Hailing from the Sussex coast, I have always been somewhat intrigued by the plethora of items sold in gift shops to remind visitors of their stay. Whilst Brighton rock may not be to everyone’s taste, for decades, it has been the most popular gift item, and, I imagine, would secure one of the top spots should a national survey be undertaken to identify the most memorable seaside souvenir of all time. Surely, the iconic status that Brighton rock now enjoys cannot simply be attributed to chance; what led its creators to choose mint and pink? Delving deeper in to the thought processes that lie behind creating and selecting items that represent often memorable experiences is exactly what children in Reception and Year 1 have been aiming to do.
Those visiting the bird reserve created by the children will be passionate about getting closer to the natural world. The visit will begin with the background behind which the reserve was created, presented by children in Year 1. As well as beautiful birds, visitors will be fascinated by seasonal plants and flowers and, if they are lucky, may glimpse graceful deer and their young, some of which are depicted by children in Reception. No experience will be the same, unique for each visit, leaving an indelible print on one’s mind. No visit, however, would be quite complete without its ‘ Brighton rock ‘. The gift shop will be certain to offer that special something to conjure up intangible memories of your visit.
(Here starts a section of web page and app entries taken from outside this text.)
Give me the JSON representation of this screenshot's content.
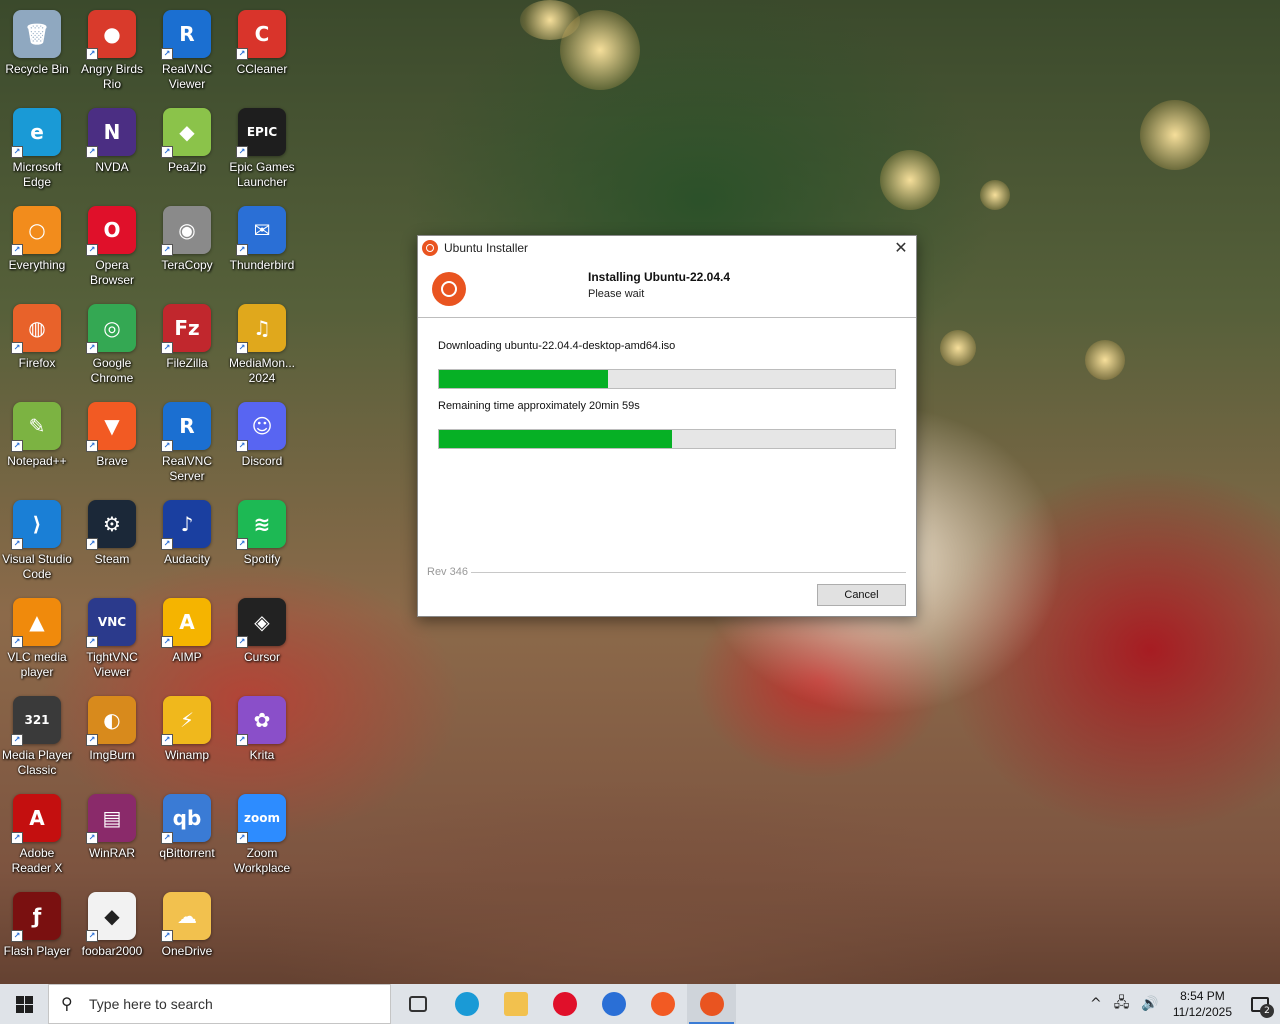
{
  "desktop": {
    "icons": [
      {
        "label": "Recycle Bin",
        "color": "#8fa8c0",
        "glyph": "🗑"
      },
      {
        "label": "Angry Birds Rio",
        "color": "#d93a2b",
        "glyph": "●"
      },
      {
        "label": "RealVNC Viewer",
        "color": "#1b6fd1",
        "glyph": "R"
      },
      {
        "label": "CCleaner",
        "color": "#d9342b",
        "glyph": "C"
      },
      {
        "label": "Microsoft Edge",
        "color": "#1a9ad6",
        "glyph": "e"
      },
      {
        "label": "NVDA",
        "color": "#4b2e83",
        "glyph": "N"
      },
      {
        "label": "PeaZip",
        "color": "#8bc34a",
        "glyph": "◆"
      },
      {
        "label": "Epic Games Launcher",
        "color": "#1e1e1e",
        "glyph": "EPIC"
      },
      {
        "label": "Everything",
        "color": "#f28c1c",
        "glyph": "○"
      },
      {
        "label": "Opera Browser",
        "color": "#e0102a",
        "glyph": "O"
      },
      {
        "label": "TeraCopy",
        "color": "#8a8a8a",
        "glyph": "◉"
      },
      {
        "label": "Thunderbird",
        "color": "#2a6fd6",
        "glyph": "✉"
      },
      {
        "label": "Firefox",
        "color": "#e8622a",
        "glyph": "◍"
      },
      {
        "label": "Google Chrome",
        "color": "#34a853",
        "glyph": "◎"
      },
      {
        "label": "FileZilla",
        "color": "#c1272d",
        "glyph": "Fz"
      },
      {
        "label": "MediaMon... 2024",
        "color": "#e0a81c",
        "glyph": "♫"
      },
      {
        "label": "Notepad++",
        "color": "#7cb342",
        "glyph": "✎"
      },
      {
        "label": "Brave",
        "color": "#f25a23",
        "glyph": "▼"
      },
      {
        "label": "RealVNC Server",
        "color": "#1b6fd1",
        "glyph": "R"
      },
      {
        "label": "Discord",
        "color": "#5865f2",
        "glyph": "☺"
      },
      {
        "label": "Visual Studio Code",
        "color": "#1a7fd6",
        "glyph": "⟩"
      },
      {
        "label": "Steam",
        "color": "#1b2838",
        "glyph": "⚙"
      },
      {
        "label": "Audacity",
        "color": "#1a3fa0",
        "glyph": "♪"
      },
      {
        "label": "Spotify",
        "color": "#1db954",
        "glyph": "≋"
      },
      {
        "label": "VLC media player",
        "color": "#f08a0c",
        "glyph": "▲"
      },
      {
        "label": "TightVNC Viewer",
        "color": "#2b3a8c",
        "glyph": "VNC"
      },
      {
        "label": "AIMP",
        "color": "#f5b400",
        "glyph": "A"
      },
      {
        "label": "Cursor",
        "color": "#222222",
        "glyph": "◈"
      },
      {
        "label": "Media Player Classic",
        "color": "#3a3a3a",
        "glyph": "321"
      },
      {
        "label": "ImgBurn",
        "color": "#d88a1c",
        "glyph": "◐"
      },
      {
        "label": "Winamp",
        "color": "#f0b81c",
        "glyph": "⚡"
      },
      {
        "label": "Krita",
        "color": "#8a4fc9",
        "glyph": "✿"
      },
      {
        "label": "Adobe Reader X",
        "color": "#c40f0f",
        "glyph": "A"
      },
      {
        "label": "WinRAR",
        "color": "#8a2a6a",
        "glyph": "▤"
      },
      {
        "label": "qBittorrent",
        "color": "#3a7bd5",
        "glyph": "qb"
      },
      {
        "label": "Zoom Workplace",
        "color": "#2d8cff",
        "glyph": "zoom"
      },
      {
        "label": "Flash Player",
        "color": "#7a1010",
        "glyph": "ƒ"
      },
      {
        "label": "foobar2000",
        "color": "#f2f2f2",
        "glyph": "◆"
      },
      {
        "label": "OneDrive",
        "color": "#f2c14e",
        "glyph": "☁"
      }
    ]
  },
  "installer": {
    "window_title": "Ubuntu Installer",
    "close_glyph": "✕",
    "heading": "Installing Ubuntu-22.04.4",
    "subheading": "Please wait",
    "download_label": "Downloading ubuntu-22.04.4-desktop-amd64.iso",
    "download_progress": 0.37,
    "remaining_label": "Remaining time approximately 20min 59s",
    "overall_progress": 0.51,
    "revision": "Rev 346",
    "cancel_label": "Cancel",
    "accent_color": "#e95420",
    "progress_color": "#06b025"
  },
  "taskbar": {
    "search_placeholder": "Type here to search",
    "search_glyph": "⚲",
    "apps": [
      {
        "name": "task-view",
        "color": "#333333"
      },
      {
        "name": "edge",
        "color": "#1a9ad6"
      },
      {
        "name": "file-explorer",
        "color": "#f2c14e"
      },
      {
        "name": "opera",
        "color": "#e0102a"
      },
      {
        "name": "thunderbird",
        "color": "#2a6fd6"
      },
      {
        "name": "brave",
        "color": "#f25a23"
      },
      {
        "name": "ubuntu-installer",
        "color": "#e95420"
      }
    ],
    "tray_chevron": "^",
    "tray_network": "🖧",
    "tray_volume": "🔊",
    "time": "8:54 PM",
    "date": "11/12/2025",
    "notification_count": "2"
  }
}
I seem to have digressed. Children in Reception and Year 1 have been working together to ensure that they achieve the curriculum objective of understanding the value of particular coins and applied what they have learned to pricing the objects they have created in DT and Art to be displayed in a gift shop at a bird reserve. The literacy objective of imaginative story writing has been achieved through creating spoken and written presentations for inclusion in a bird reserve to inform visitors of its background and purpose.